In photosynthetic organisms, photons are captured by light-harvesting antenna complexes, and energy is transferred to reaction centers where photochemical reactions take place. We describe here the isolation and characterization of a fully functional megacomplex composed of a phycobilisome antenna complex and photosystems I and II from the cyanobacterium Synechocystis PCC 6803. A combination of in vivo protein cross-linking, mass spectrometry, and time-resolved spectroscopy indicates that the megacomplex is organized to facilitate energy transfer but not intercomplex electron transfer, which requires diffusible intermediates and the cytochrome b6f complex. The organization provides a basis for understanding how phycobilisomes transfer excitation energy to reaction centers and how the energy balance of two photosystems is achieved, allowing the organism to adapt to varying ecophysiological conditions.

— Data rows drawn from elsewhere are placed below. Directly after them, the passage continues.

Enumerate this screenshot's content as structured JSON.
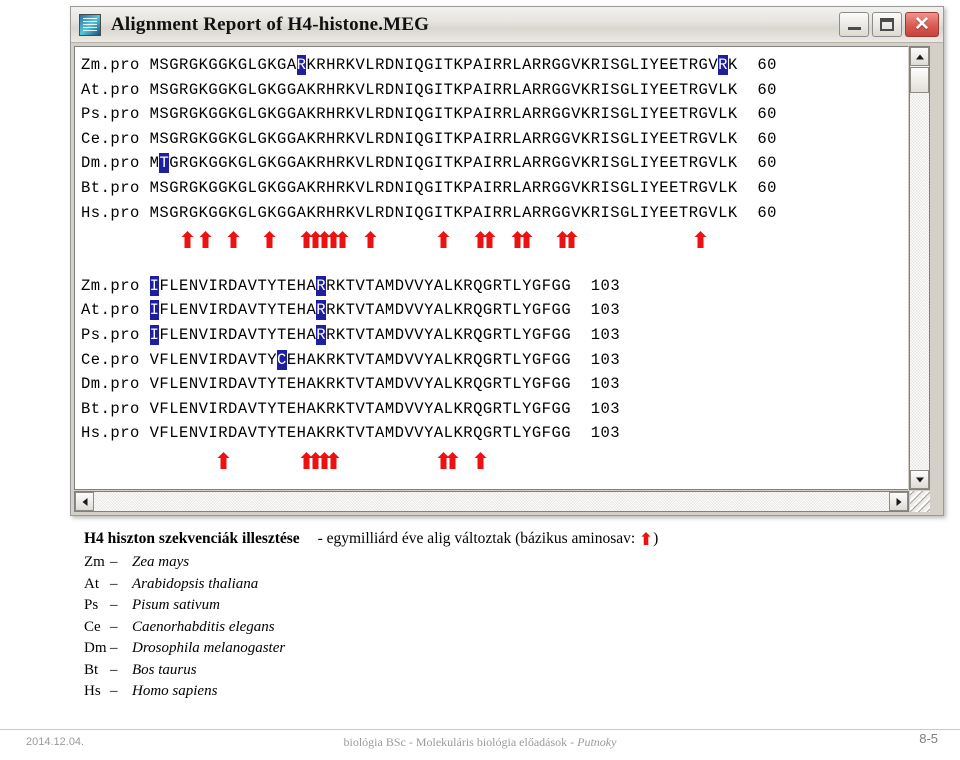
{
  "window": {
    "title": "Alignment Report of H4-histone.MEG",
    "app_icon": "alignment-app-icon",
    "minimize_label": "",
    "maximize_label": "",
    "close_label": "✕"
  },
  "alignment": {
    "block1": {
      "rows": [
        {
          "label": "Zm.pro",
          "seq": "MSGRGKGGKGLGKGARKRHRKVLRDNIQGITKPAIRRLARRGGVKRISGLIYEETRGVRK",
          "number": "60",
          "highlights": [
            15,
            58
          ]
        },
        {
          "label": "At.pro",
          "seq": "MSGRGKGGKGLGKGGAKRHRKVLRDNIQGITKPAIRRLARRGGVKRISGLIYEETRGVLK",
          "number": "60",
          "highlights": []
        },
        {
          "label": "Ps.pro",
          "seq": "MSGRGKGGKGLGKGGAKRHRKVLRDNIQGITKPAIRRLARRGGVKRISGLIYEETRGVLK",
          "number": "60",
          "highlights": []
        },
        {
          "label": "Ce.pro",
          "seq": "MSGRGKGGKGLGKGGAKRHRKVLRDNIQGITKPAIRRLARRGGVKRISGLIYEETRGVLK",
          "number": "60",
          "highlights": []
        },
        {
          "label": "Dm.pro",
          "seq": "MTGRGKGGKGLGKGGAKRHRKVLRDNIQGITKPAIRRLARRGGVKRISGLIYEETRGVLK",
          "number": "60",
          "highlights": [
            1
          ]
        },
        {
          "label": "Bt.pro",
          "seq": "MSGRGKGGKGLGKGGAKRHRKVLRDNIQGITKPAIRRLARRGGVKRISGLIYEETRGVLK",
          "number": "60",
          "highlights": []
        },
        {
          "label": "Hs.pro",
          "seq": "MSGRGKGGKGLGKGGAKRHRKVLRDNIQGITKPAIRRLARRGGVKRISGLIYEETRGVLK",
          "number": "60",
          "highlights": []
        }
      ],
      "basic_marker_positions": [
        3,
        5,
        8,
        12,
        16,
        17,
        18,
        19,
        20,
        23,
        31,
        35,
        36,
        39,
        40,
        44,
        45,
        59
      ]
    },
    "block2": {
      "rows": [
        {
          "label": "Zm.pro",
          "seq": "IFLENVIRDAVTYTEHARRKTVTAMDVVYALKRQGRTLYGFGG",
          "number": "103",
          "highlights": [
            0,
            17
          ]
        },
        {
          "label": "At.pro",
          "seq": "IFLENVIRDAVTYTEHARRKTVTAMDVVYALKRQGRTLYGFGG",
          "number": "103",
          "highlights": [
            0,
            17
          ]
        },
        {
          "label": "Ps.pro",
          "seq": "IFLENVIRDAVTYTEHARRKTVTAMDVVYALKRQGRTLYGFGG",
          "number": "103",
          "highlights": [
            0,
            17
          ]
        },
        {
          "label": "Ce.pro",
          "seq": "VFLENVIRDAVTYCEHAKRKTVTAMDVVYALKRQGRTLYGFGG",
          "number": "103",
          "highlights": [
            13
          ]
        },
        {
          "label": "Dm.pro",
          "seq": "VFLENVIRDAVTYTEHAKRKTVTAMDVVYALKRQGRTLYGFGG",
          "number": "103",
          "highlights": []
        },
        {
          "label": "Bt.pro",
          "seq": "VFLENVIRDAVTYTEHAKRKTVTAMDVVYALKRQGRTLYGFGG",
          "number": "103",
          "highlights": []
        },
        {
          "label": "Hs.pro",
          "seq": "VFLENVIRDAVTYTEHAKRKTVTAMDVVYALKRQGRTLYGFGG",
          "number": "103",
          "highlights": []
        }
      ],
      "basic_marker_positions": [
        7,
        16,
        17,
        18,
        19,
        31,
        32,
        35
      ]
    },
    "decoration_note": "Decoration 'Decoration #1': Shade (with solid bright cobalt)",
    "highlight_color": "#1e1ea0",
    "marker_color": "#ee1111"
  },
  "caption": {
    "title": "H4 hiszton szekvenciák illesztése",
    "subtitle_pre": "- egymilliárd éve alig változtak  (bázikus aminosav: ",
    "subtitle_post": ")",
    "species": [
      {
        "code": "Zm",
        "dash": "–",
        "name": "Zea mays"
      },
      {
        "code": "At",
        "dash": "–",
        "name": "Arabidopsis thaliana"
      },
      {
        "code": "Ps",
        "dash": "–",
        "name": "Pisum sativum"
      },
      {
        "code": "Ce",
        "dash": "–",
        "name": "Caenorhabditis elegans"
      },
      {
        "code": "Dm",
        "dash": "–",
        "name": "Drosophila melanogaster"
      },
      {
        "code": "Bt",
        "dash": "–",
        "name": "Bos taurus"
      },
      {
        "code": "Hs",
        "dash": "–",
        "name": "Homo sapiens"
      }
    ]
  },
  "footer": {
    "date": "2014.12.04.",
    "course_prefix": "biológia BSc - Molekuláris biológia előadások  -  ",
    "author": "Putnoky",
    "page": "8-5"
  }
}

Intracytoplasmic vesicles (chromatophores) in the photosynthetic bacterium Rhodobacter sphaeroides represent a minimal structural and functional unit for absorbing photons and utilising their energy for the generation of ATP. The cytochrome bc1 complex (cytbc1) is one of the four major components of the chromatophore alongside the reaction centre-light harvesting 1-PufX core complex (RC-LH1-PufX), the light-harvesting 2 complex (LH2), and ATP synthase. Although the membrane organization of these complexes is known, their local lipid environments have not been investigated. Here we utilise poly(styrene-alt-maleic acid) (SMA) co-polymers as a tool to simultaneously determine the local lipid environments of the RC-LH1-PufX, LH2 and cytbc1 complexes. SMA has previously been reported to effectively solubilise complexes in lipid-rich membrane regions whilst leaving lipid-poor ordered protein arrays intact. SMA solubilises cytbc1 complexes with an efficiency of nearly 70%, whereas solubilisation of RC-LH1-PufX and LH2 was only 10% and 22% respectively. This high susceptibility of cytbc1 to SMA solubilisation is consistent with this complex residing in a locally lipid-rich region. SMA solubilised cytbc1 complexes retain their native dimeric structure and co-purify with 56±6 phospholipids from the chromatophore membrane. We extended this approach to the model cyanobacterium Synechocystis sp. PCC 6803, and show that the cytochrome b6f complex (cytb6f) and PsiI complexes are susceptible to SMA solubilisation, suggesting they also reside in lipid-rich environments. Thus, lipid-rich membrane regions could be a general requirement for cytbc1/cytb6f complexes, providing a favourable local solvent to promote rapid quinol/quinone binding and release at the Q0 and Qi sites.